The Roots of Haiti’s Movement for PetroCaribe Transparency
Dave Lindorff
We Already Have a Fake Billionaire President; Why Would We want a Real One Running in 2020?
Gerry Brown
Is China Springing Debt Traps or Throwing a Lifeline to Countries in Distress?
Pete Tucker
The Washington Post Really Wants to Stop Ben Jealous
Dean Baker
Getting It Wrong Again: Consumer Spending and the Great Recession
September 17, 2018
Melvin Goodman
What is to be Done?
Rob Urie
American Fascism
Patrick Cockburn
The Adults in the White House Trying to Save the US From Trump Are Just as Dangerous as He Is
Jeffrey St. Clair - Alexander Cockburn
The Long Fall of Bob Woodward: From Nixon’s Nemesis to Cheney’s Savior
Mairead Maguire
Demonization of Russia in a New Cold War Era
Dean Baker
The Bank Bailout of 2008 was Unnecessary
Wim Laven
Hurricane Trump, Season 2
Yves Engler
Smearing Dimitri Lascaris
Ron Jacobs
From ROTC to Revolution and Beyond
Clark T. Scott
The Cannibals of Horsepower
Binoy Kampmark
A Traditional Right: Jimmie Åkesson and the Sweden Democrats
Laura Flanders
History Markers
Weekend Edition
September 14, 2018
Friday - Sunday
Carl Boggs
Obama’s Imperial Presidency
Joshua Frank
From CO2 to Methane, Trump’s Hurricane of Destruction
Jeffrey St. Clair
Maria’s Missing Dead
Andrew Levine

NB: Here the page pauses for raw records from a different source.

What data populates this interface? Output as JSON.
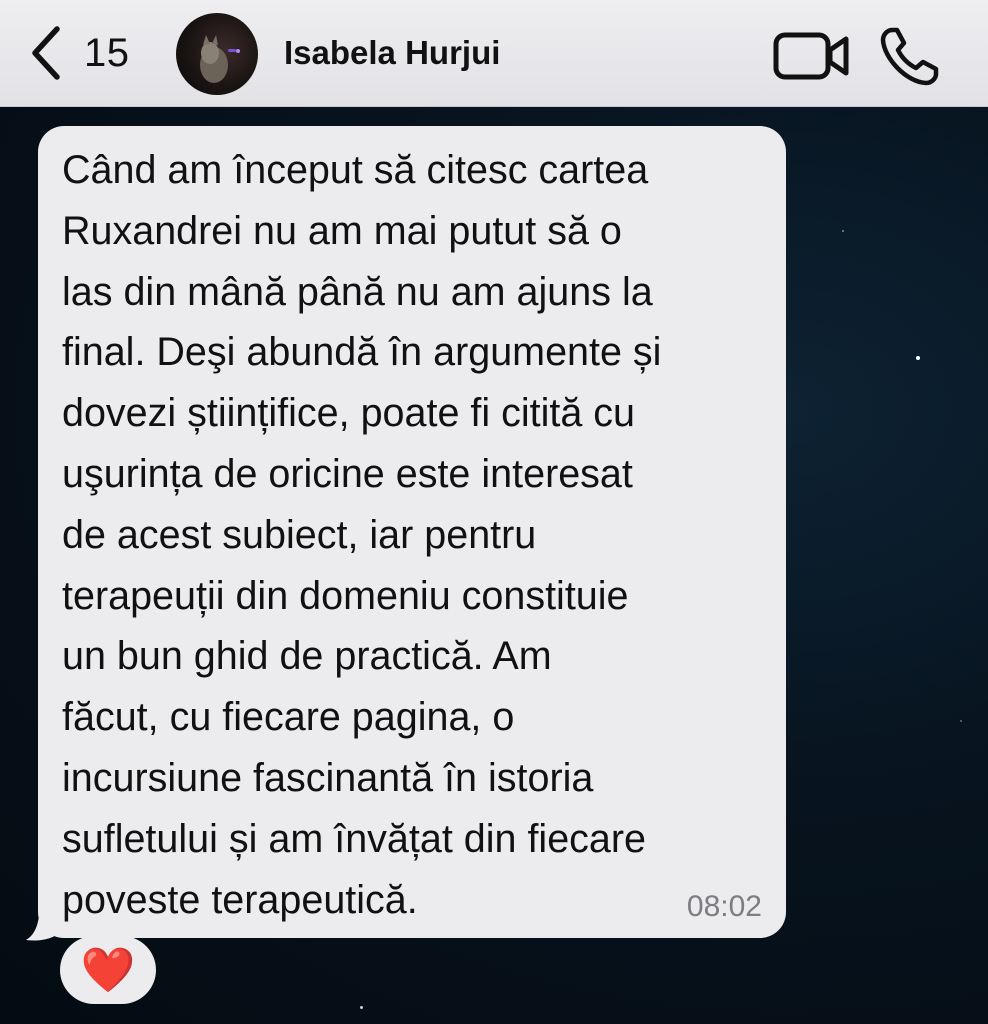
{
  "header": {
    "back_count": "15",
    "contact_name": "Isabela Hurjui",
    "icons": [
      "chevron-left-icon",
      "video-call-icon",
      "phone-icon"
    ]
  },
  "message": {
    "text": "Când am început să citesc cartea\nRuxandrei nu am mai putut să o\nlas din mână până nu am ajuns la\nfinal. Deşi abundă în argumente și\ndovezi științifice, poate fi citită cu\nuşurința de oricine este interesat\nde acest subiect, iar pentru\nterapeuții din domeniu constituie\nun bun ghid de practică. Am\nfăcut, cu fiecare pagina, o\nincursiune fascinantă în istoria\nsufletului și am învățat din fiecare\npoveste terapeutică.",
    "time": "08:02",
    "reaction": "❤️"
  },
  "colors": {
    "bubble": "#ececee",
    "header": "#e6e6ea",
    "reaction_heart": "#e0142b",
    "background": "#06111b"
  }
}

A Bulwark Against the Idiocy of Conservatives Like Brett Kavanaugh
T.J. Coles
Neil deGrasse Tyson: A Celebrity Salesman for the Military-Industrial-Complex
Jeff Ballinger
Nike and Colin Kaepernick: Fronting the Bigots’ Team
David Rosen
Why Stop at Roe? How “Settled Law” Can be Overturned
Gary Olson
Pope Francis and the Battle Over Cultural Terrain
Nick Pemberton
Donald The Victim: A Product of Post-9/11 America
Ramzy Baroud
The Veiled Danger of the ‘Dead’ Oslo Accords
Kevin Martin
U.S. Support for the Bombing of Yemen to Continue
Robert Fisk
A Murder in Aleppo
Robert Hunziker
The Elite World Order in Jitters
Ben Dangl
After 9/11: The Staggering Economic and Human Cost of the War on Terror
Charles Pierson
Invade The Hague! Bolton vs. the ICC
Robert Fantina
Trump and Palestine
Daniel Warner
Hubris on and Off the Court
FacebookTwitterGoogle+RedditEmail